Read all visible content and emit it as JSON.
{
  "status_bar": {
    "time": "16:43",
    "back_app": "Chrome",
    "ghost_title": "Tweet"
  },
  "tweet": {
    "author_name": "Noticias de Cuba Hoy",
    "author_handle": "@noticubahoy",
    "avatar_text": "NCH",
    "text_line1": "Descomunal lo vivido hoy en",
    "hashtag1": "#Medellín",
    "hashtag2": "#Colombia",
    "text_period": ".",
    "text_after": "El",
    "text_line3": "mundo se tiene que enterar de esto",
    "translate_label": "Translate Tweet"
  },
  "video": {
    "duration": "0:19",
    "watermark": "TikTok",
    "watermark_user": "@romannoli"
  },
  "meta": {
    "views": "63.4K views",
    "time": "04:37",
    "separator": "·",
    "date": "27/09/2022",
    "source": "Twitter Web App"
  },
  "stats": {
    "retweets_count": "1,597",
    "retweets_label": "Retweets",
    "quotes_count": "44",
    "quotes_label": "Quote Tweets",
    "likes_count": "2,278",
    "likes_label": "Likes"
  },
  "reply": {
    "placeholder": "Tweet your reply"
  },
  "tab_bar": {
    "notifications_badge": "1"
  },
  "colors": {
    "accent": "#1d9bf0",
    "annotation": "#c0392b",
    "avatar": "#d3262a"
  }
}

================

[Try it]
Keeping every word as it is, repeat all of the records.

[Result of the task]
Read all visible content and emit it as JSON.
{
  "status_bar": {
    "time": "16:43",
    "back_app": "Chrome",
    "ghost_title": "Tweet"
  },
  "tweet": {
    "author_name": "Noticias de Cuba Hoy",
    "author_handle": "@noticubahoy",
    "avatar_text": "NCH",
    "text_line1": "Descomunal lo vivido hoy en",
    "hashtag1": "#Medellín",
    "hashtag2": "#Colombia",
    "text_period": ".",
    "text_after": "El",
    "text_line3": "mundo se tiene que enterar de esto",
    "translate_label": "Translate Tweet"
  },
  "video": {
    "duration": "0:19",
    "watermark": "TikTok",
    "watermark_user": "@romannoli"
  },
  "meta": {
    "views": "63.4K views",
    "time": "04:37",
    "separator": "·",
    "date": "27/09/2022",
    "source": "Twitter Web App"
  },
  "stats": {
    "retweets_count": "1,597",
    "retweets_label": "Retweets",
    "quotes_count": "44",
    "quotes_label": "Quote Tweets",
    "likes_count": "2,278",
    "likes_label": "Likes"
  },
  "reply": {
    "placeholder": "Tweet your reply"
  },
  "tab_bar": {
    "notifications_badge": "1"
  },
  "colors": {
    "accent": "#1d9bf0",
    "annotation": "#c0392b",
    "avatar": "#d3262a"
  }
}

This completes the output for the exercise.